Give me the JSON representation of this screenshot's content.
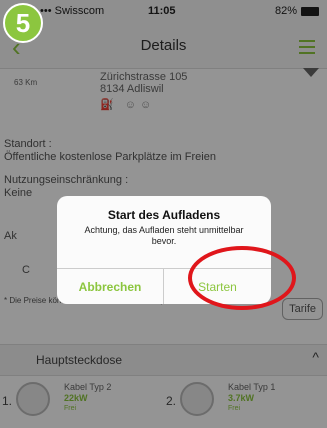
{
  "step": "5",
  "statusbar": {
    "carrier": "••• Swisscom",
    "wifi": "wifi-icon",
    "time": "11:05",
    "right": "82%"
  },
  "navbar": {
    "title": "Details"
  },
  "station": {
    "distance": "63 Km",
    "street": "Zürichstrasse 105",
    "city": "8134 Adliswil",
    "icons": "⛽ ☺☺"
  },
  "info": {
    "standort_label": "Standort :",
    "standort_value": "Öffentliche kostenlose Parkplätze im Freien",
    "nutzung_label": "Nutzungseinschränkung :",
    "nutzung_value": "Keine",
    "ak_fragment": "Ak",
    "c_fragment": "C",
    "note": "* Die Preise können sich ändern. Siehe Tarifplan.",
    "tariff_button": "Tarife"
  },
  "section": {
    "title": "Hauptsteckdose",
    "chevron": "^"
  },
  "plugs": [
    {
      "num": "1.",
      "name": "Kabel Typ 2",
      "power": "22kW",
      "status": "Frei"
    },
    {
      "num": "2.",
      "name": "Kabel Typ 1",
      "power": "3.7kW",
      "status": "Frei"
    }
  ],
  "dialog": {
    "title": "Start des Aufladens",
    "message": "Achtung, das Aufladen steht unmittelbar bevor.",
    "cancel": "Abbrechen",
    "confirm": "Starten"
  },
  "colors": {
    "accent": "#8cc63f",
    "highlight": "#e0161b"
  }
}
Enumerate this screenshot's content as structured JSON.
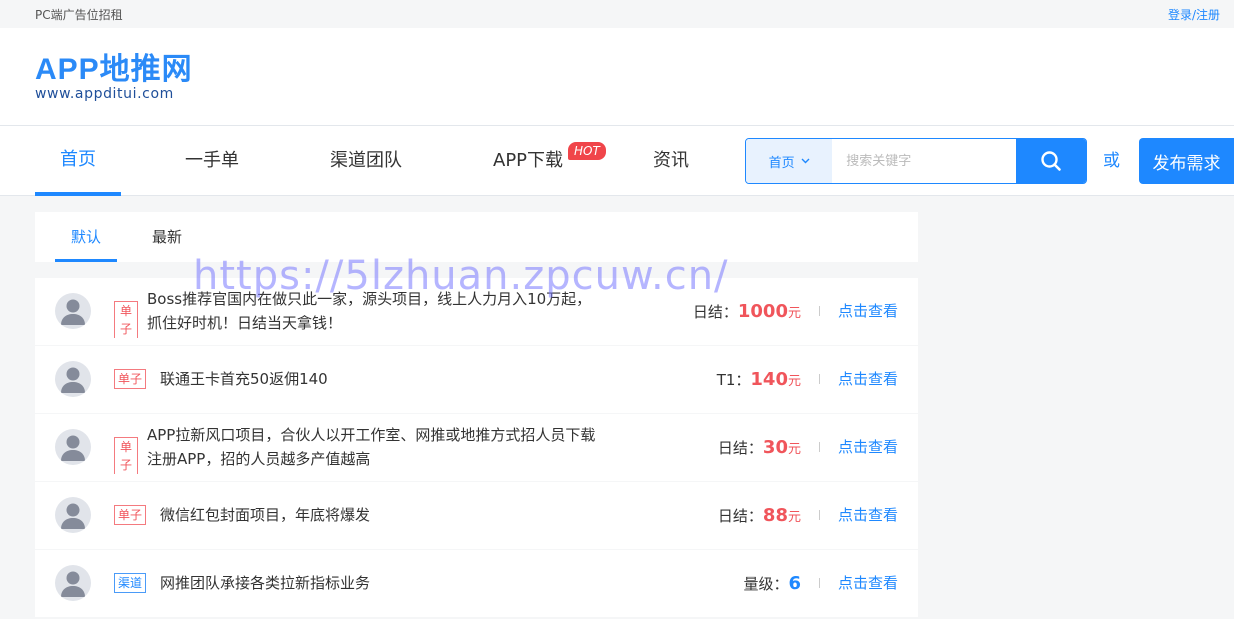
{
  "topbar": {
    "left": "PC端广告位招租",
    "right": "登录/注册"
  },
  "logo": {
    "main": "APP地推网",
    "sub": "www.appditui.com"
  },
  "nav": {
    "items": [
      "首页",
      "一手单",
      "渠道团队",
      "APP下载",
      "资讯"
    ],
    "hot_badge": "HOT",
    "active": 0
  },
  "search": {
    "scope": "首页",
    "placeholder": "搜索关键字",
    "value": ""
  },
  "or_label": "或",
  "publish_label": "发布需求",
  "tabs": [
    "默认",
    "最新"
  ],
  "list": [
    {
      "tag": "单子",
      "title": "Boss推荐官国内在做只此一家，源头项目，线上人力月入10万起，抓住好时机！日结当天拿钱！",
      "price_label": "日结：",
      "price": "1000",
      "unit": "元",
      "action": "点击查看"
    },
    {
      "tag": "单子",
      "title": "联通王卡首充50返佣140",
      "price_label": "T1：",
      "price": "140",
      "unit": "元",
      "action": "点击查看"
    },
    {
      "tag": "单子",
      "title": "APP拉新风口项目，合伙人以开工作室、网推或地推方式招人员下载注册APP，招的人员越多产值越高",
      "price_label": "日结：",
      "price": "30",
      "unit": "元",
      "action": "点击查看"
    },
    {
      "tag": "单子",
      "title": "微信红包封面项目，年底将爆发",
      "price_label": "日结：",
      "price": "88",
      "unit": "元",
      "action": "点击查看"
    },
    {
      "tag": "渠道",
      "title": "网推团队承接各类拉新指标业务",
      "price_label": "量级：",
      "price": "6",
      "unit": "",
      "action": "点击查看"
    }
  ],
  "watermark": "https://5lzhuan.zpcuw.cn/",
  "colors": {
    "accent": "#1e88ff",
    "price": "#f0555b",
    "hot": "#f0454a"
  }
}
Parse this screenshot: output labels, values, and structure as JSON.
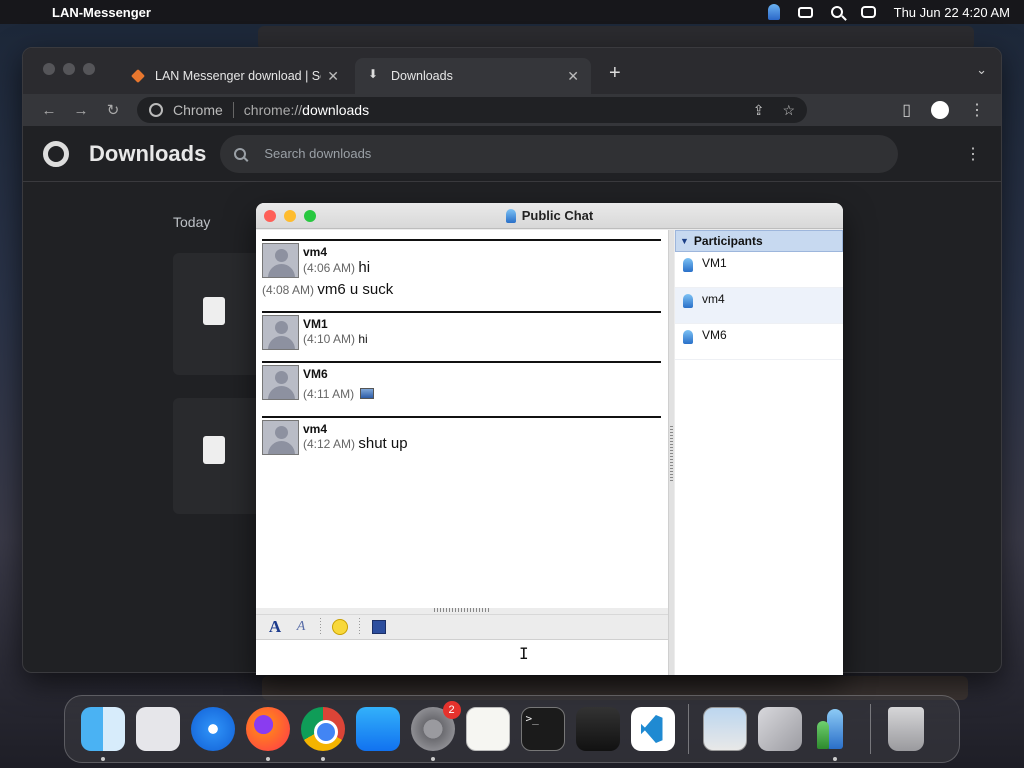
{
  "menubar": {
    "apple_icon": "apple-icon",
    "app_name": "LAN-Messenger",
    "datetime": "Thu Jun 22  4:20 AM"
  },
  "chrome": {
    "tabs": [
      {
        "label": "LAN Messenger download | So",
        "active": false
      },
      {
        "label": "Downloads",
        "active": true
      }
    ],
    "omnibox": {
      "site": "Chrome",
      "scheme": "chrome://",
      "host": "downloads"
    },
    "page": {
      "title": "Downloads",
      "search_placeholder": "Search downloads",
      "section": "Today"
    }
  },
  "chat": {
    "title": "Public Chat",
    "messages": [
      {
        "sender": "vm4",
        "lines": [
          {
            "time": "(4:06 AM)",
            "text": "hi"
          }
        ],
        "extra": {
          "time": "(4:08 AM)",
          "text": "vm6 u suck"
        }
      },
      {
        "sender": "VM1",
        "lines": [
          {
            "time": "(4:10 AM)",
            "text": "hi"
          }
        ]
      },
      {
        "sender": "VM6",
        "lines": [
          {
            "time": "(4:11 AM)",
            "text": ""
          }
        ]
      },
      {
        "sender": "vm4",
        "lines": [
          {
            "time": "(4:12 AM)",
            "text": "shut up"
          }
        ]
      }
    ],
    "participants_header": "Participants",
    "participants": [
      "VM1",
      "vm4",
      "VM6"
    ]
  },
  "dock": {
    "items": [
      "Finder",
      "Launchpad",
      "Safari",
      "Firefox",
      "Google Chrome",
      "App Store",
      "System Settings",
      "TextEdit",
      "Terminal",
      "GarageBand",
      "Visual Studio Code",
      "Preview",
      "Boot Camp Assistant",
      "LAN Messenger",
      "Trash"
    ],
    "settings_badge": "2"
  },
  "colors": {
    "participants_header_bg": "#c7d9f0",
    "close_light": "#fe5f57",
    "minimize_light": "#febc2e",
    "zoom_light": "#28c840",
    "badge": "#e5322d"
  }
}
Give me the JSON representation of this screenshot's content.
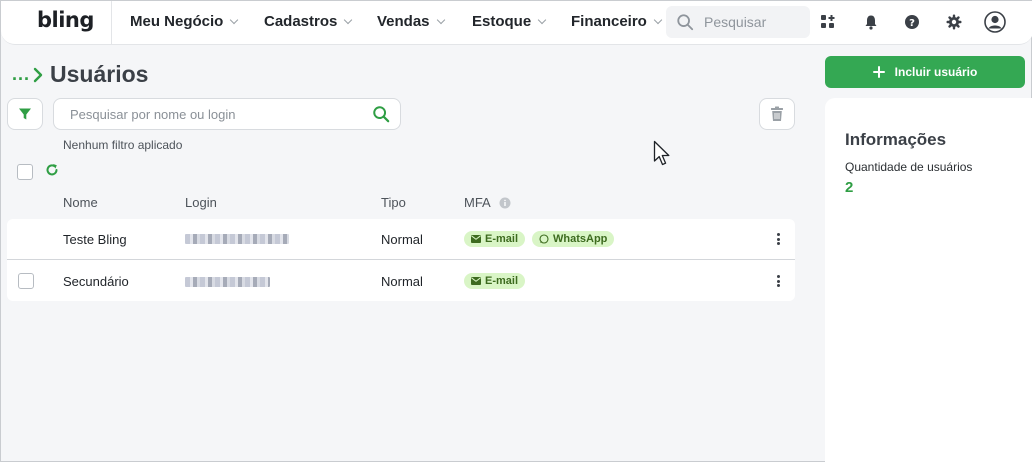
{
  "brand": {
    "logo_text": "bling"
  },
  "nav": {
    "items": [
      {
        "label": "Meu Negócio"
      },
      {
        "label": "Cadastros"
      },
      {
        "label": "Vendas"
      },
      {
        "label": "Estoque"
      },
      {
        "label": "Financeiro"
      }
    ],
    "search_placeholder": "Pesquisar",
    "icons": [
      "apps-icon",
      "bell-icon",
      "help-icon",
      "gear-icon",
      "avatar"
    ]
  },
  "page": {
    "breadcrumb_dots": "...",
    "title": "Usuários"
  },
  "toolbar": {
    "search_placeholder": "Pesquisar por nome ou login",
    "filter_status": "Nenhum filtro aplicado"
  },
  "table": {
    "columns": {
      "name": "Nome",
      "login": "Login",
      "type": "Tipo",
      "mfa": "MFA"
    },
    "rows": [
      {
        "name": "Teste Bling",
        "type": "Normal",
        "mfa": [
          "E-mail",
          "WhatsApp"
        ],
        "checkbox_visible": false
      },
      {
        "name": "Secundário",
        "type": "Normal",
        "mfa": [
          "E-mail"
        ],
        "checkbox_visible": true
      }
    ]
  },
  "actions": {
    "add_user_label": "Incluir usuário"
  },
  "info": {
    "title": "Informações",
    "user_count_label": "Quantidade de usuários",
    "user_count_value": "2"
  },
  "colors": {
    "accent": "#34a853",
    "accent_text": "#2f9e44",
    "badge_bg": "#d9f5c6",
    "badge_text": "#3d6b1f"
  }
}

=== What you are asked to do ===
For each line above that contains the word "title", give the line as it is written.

=== Your solution ===
    "title": "Details"
    "title": "Hauptsteckdose",
    "title": "Start des Aufladens",
      "title": "Boss推荐官国内在做只此一家，源头项目，线上人力月入10万起，抓住好时机！日结当天拿钱！",
      "title": "联通王卡首充50返佣140",
      "title": "APP拉新风口项目，合伙人以开工作室、网推或地推方式招人员下载注册APP，招的人员越多产值越高",
      "title": "微信红包封面项目，年底将爆发",
      "title": "网推团队承接各类拉新指标业务",
      "title": "Downloads",
    "title": "Public Chat",
    "title": "Usuários"
    "title": "Informações",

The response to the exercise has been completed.